How Do We Detect Component Initialization? [SOLVED]


#1

For example, I want to disable swipe on my side menu, but this can’t be done until the side menu’s ngOnInit method has fired.

@brandyshea I saw you gave this example in issue 5390

import {MenuController} from 'ionic/ionic';

constructor(menu: MenuController) { this.menu = menu; let menuOpen = this.menu.get().isOpen; console.log( menuOpen ); }

In my experience, the MenuController is useless in the constructor of the page, because the menu components have not yet registered themselves with the MenuController. I’ve tested onPageLoaded and onPageDidEnter lifecycle hooks too, and they are no good. The only thing that works for me is to create a setTimeout and wait a few ticks for the MenuController to have its _menu array populated with the menu components on the page.

Would love some advice on this. Seems like a fundamental requirement.Thanks!


#2

I should note that my page contains some very heavy DOM initialization (canvas tag with expensive GPU operations). This might make my page take a lot longer to initialize than a regular page, which is why I really need to explicitly hook into component init events.

This is what I’m currently doing (Ionic 2, beta 4):

import {MenuController} from 'ionic-angular';
import {AppPage} from '../../util/app.page.class';

@Page({
    templateUrl: 'build/pages/adventure/mypage.html'
})
export class MyPage extends AppPage {

    static get parameters() {
        return [[MenuController]];
    }

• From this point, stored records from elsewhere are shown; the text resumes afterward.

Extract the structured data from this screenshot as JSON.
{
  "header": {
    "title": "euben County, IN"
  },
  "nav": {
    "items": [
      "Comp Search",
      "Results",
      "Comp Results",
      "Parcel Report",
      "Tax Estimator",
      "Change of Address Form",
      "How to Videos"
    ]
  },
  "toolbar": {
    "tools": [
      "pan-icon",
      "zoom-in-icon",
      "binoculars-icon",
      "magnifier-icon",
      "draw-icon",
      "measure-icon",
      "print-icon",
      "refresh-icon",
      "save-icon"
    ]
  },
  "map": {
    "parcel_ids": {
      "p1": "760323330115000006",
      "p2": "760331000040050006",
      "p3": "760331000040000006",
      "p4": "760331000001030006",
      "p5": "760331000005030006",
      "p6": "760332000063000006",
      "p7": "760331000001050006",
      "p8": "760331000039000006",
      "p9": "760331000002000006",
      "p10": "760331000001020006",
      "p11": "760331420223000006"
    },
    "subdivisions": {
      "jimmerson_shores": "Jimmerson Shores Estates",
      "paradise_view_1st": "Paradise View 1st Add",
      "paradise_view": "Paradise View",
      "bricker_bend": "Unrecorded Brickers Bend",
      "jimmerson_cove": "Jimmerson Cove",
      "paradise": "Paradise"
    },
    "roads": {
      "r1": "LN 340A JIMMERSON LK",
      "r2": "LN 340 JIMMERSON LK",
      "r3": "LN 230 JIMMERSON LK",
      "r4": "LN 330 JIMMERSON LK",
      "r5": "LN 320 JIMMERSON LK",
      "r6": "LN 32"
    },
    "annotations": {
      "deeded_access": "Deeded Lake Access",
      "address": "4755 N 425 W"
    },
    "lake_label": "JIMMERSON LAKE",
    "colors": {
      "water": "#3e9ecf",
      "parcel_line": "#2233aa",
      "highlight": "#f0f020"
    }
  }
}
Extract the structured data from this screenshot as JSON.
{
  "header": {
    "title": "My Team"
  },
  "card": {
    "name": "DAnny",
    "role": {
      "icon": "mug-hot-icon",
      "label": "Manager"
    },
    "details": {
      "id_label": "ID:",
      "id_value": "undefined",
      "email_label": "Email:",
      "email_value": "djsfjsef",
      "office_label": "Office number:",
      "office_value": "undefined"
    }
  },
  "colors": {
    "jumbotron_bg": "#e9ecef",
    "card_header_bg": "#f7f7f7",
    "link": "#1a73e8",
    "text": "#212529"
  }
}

    constructor(menuCtrl) {
        super();
        this.menuCtrl = menuCtrl;  

        //Expensive DOM init starts here      
    }

    onPageDidEnter() {
        //doesn't work :(
        this.menuCtrl.swipeEnable(false, 'my-menu');
    }

    onPageLoaded() {
        //doesn't work :(
        this.menuCtrl.swipeEnable(false, 'my-menu');

        setTimeout(()=>{
            //Works! :)
            this.menuCtrl.swipeEnable(false, 'my-menu');
        }, 1000);        
    }
}

#3

You might want to look at afterViewInits

https://angular.io/docs/ts/latest/api/core/AfterViewInit-interface.html


#4

this called life cycle of an component/directives.

in angular 2 you have life cycle hooks you can import from angular2/core

This are interfaces you can implement in your component class.
If you want to wait until all subviews (child components are ready and their dom are rendered, too) use mikes approach AfterViewInit.

import {OnAfterViewInit} from 'angular2/core';

@component({...})
export class test implements OnAfterViewInit {
  ngOnAfterViewInit() {
     // DO IT
  }
}

I did not test this code but i think you can get an idea how it works.


#5

Thanks @mhartington, that’s exactly what I need!


#6

@bengtler thanks, but it turns out you don’t need to import or implement the interface when using JavaScript (maybe you need to for TypeScript, I’m not sure).

All I had to do was add this to my class and it gets correctly called after the view is fully initialized.

ngAfterViewInit() {
    this.menuCtrl.swipeEnable(false, 'my-menu');
}

#7

It’s good practice anyway. That way static code analysis can warn you if you make stupid capitalization or spelling mistakes in the method name.


#8

@rapropos is it possible to implement interfaces using JavaScript? From my initial research, es6 doesn’t support interfaces, only TypeScript does.


#9

I believe that interface and implements are considered “future reserved words” by ES6, so they would probably error in strict mode. I’m not sure what would happen in non-strict mode.